Certainly, social psychology informs us that our social footprint extends a long way beyond our physical selves. In fact, it can be an interesting exercise to attempt to define the boundaries of our social identity. Most people would initially state that their identity stops where their skin stops. I.e. they are defined by the boundaries of their physical body. However, if someone is unlucky enough to lose a limb, surely they could still define themselves as a ‘complete person’. Thus, this definition is arguably lacking. In contrast, others may define their identity in terms of their sphere of influence and, as such, incorporate their homes, their work and their relationships into their self-definition. In some cultures, this far-reaching definition is deeply ingrained. For example, in Mexico, it is believed that a person is not truly dead unless they are forgotten by those who knew and loved them. This belief emphasizes the importance of defining one’s self in terms of one’s sphere of influence, and not merely as a physical being.
We all know that it is important, arguably vital, to spend time cultivating positive relationships with our colleagues and with our students. It is also important that we recognize that these relationships exist in a wider realm than the direct communication that occurs between two living and breathing bodies. Just as we exist in a wider context of influence, so too do our relationships with others. For example, we all know how important it is to take an interest in our students as a means of nurturing positive platforms for learning. It is important to note that ‘taking an interest in a student’ when standing over them, or when sitting behind a desk, is going to have a different impact to taking an interest when standing or sitting on equal terms.
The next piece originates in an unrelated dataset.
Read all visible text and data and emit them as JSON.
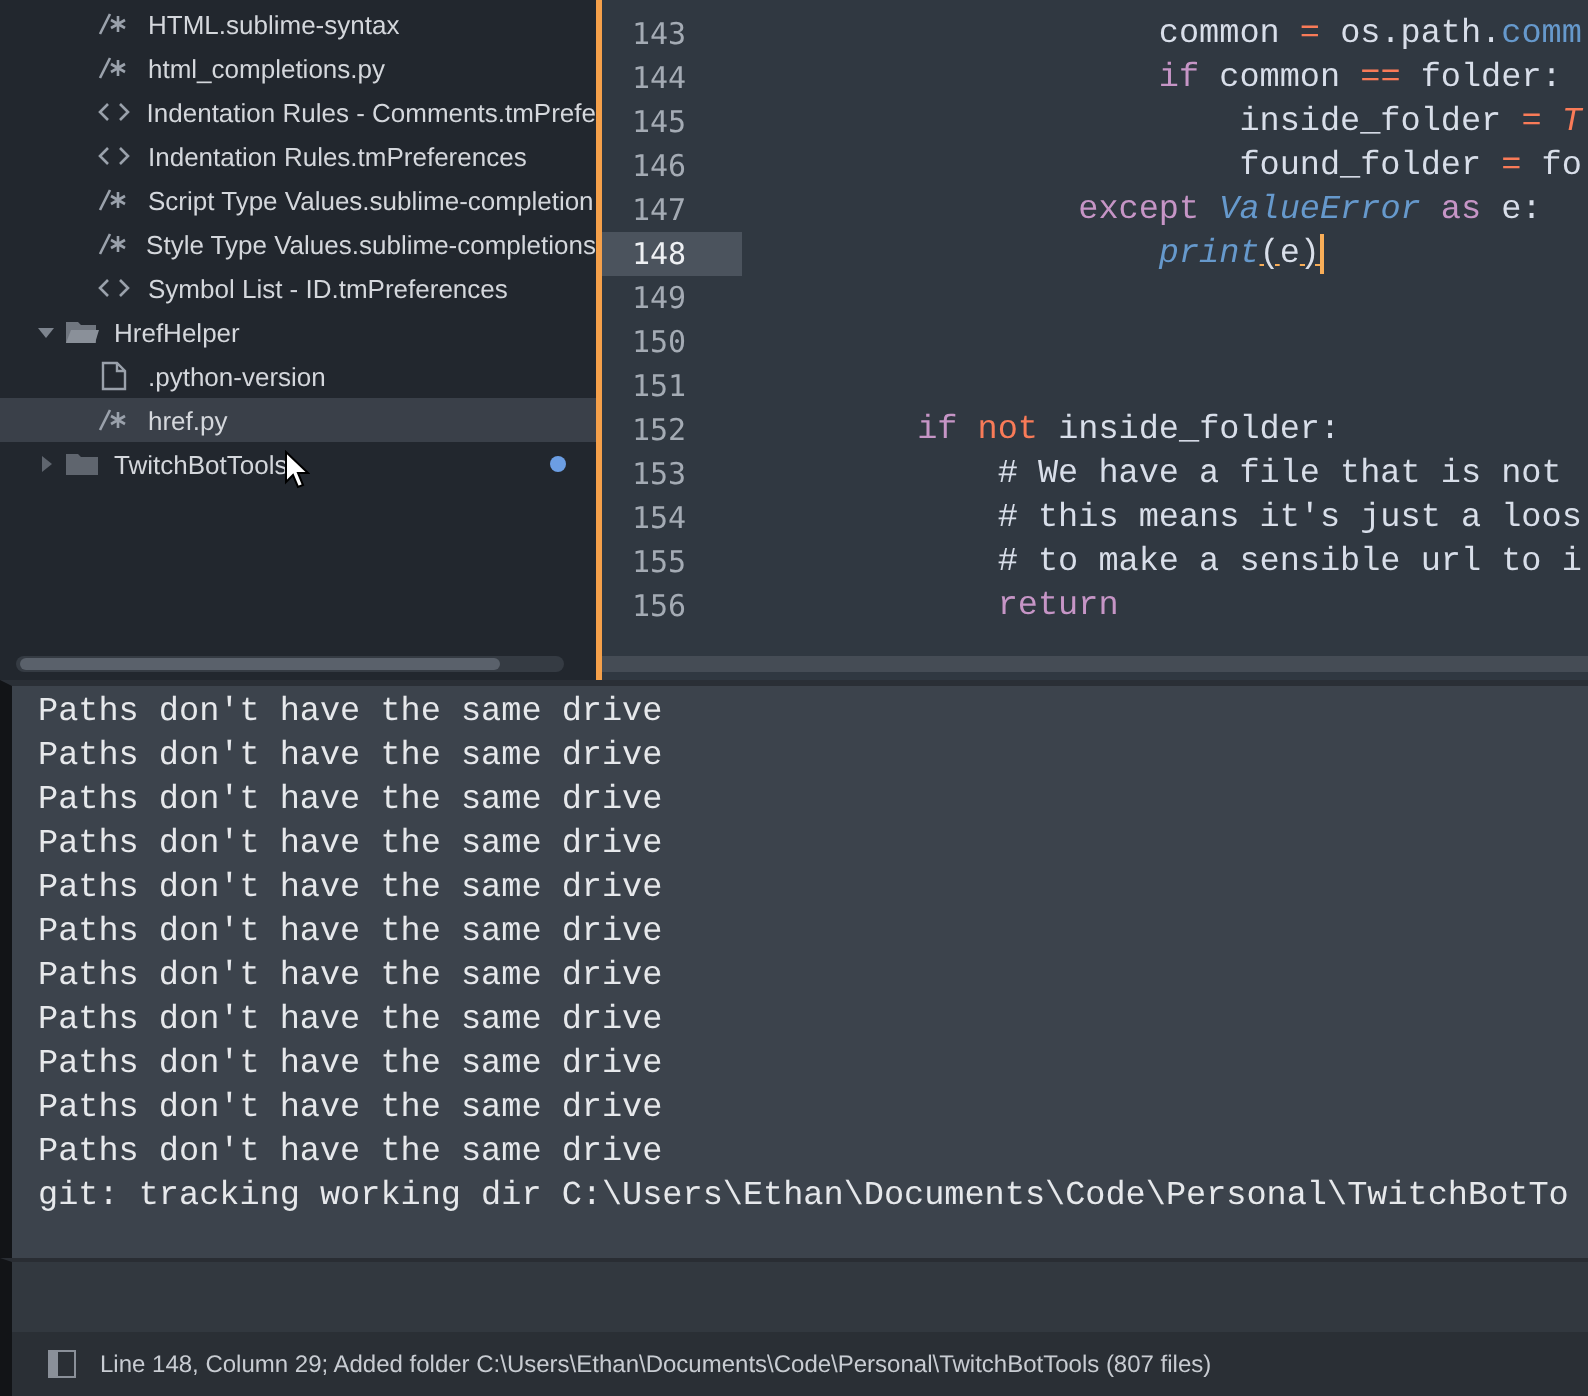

Similarly, a team building activity or brain break is going to have much more impact on a class when delivered in a semi-circle, where everyone can see each other, than when delivered in a room where the students can only see the teacher and the back of the person in front.
I recently read an interesting article by journalist and teacher, Mark Phillips, who stated that he had been surprised to find that suggestions he had made to a colleague for classroom team building had fallen flat (published in Edutopia, 2014). Everything became clear when he visited his colleague’s classroom and found it was housed in a dark and foreboding basement. He suggested that the teacher and students invested time in creating a more positive physical environment. One that reflected the positive and engaged class they were in search of. The teacher and students took his suggestions on board whole heartedly and decorated the room with new paint and lots of ‘homely’ touches. The teacher happily reported a significant change in the class in terms of their increased cohesiveness and engagement in learning. This story acts as a great example of how important it is to pay attention to the physical context for both social and academic learning. It also acts as a great reminder of how effective it is to involve the students in the process of creating a positive environment – and therefore extending their shared social identity into the classroom setting.
I have always found the idea of ‘accept me as I am’ very comforting. As a working mother with three active children and plenty of clutter, there sometimes seems little room to move in our home. However, perhaps this saying is lost in the larger consideration of what “I am” actually means. Most of us may well benefit from greater self-acceptance of ourselves. However, we also need to be mindful of how impossible it is to separate ‘ourselves’ from every detail of our environment.
Dr Helen Street is an education consultant, co-creator and chair of The Positive Schools Initiative.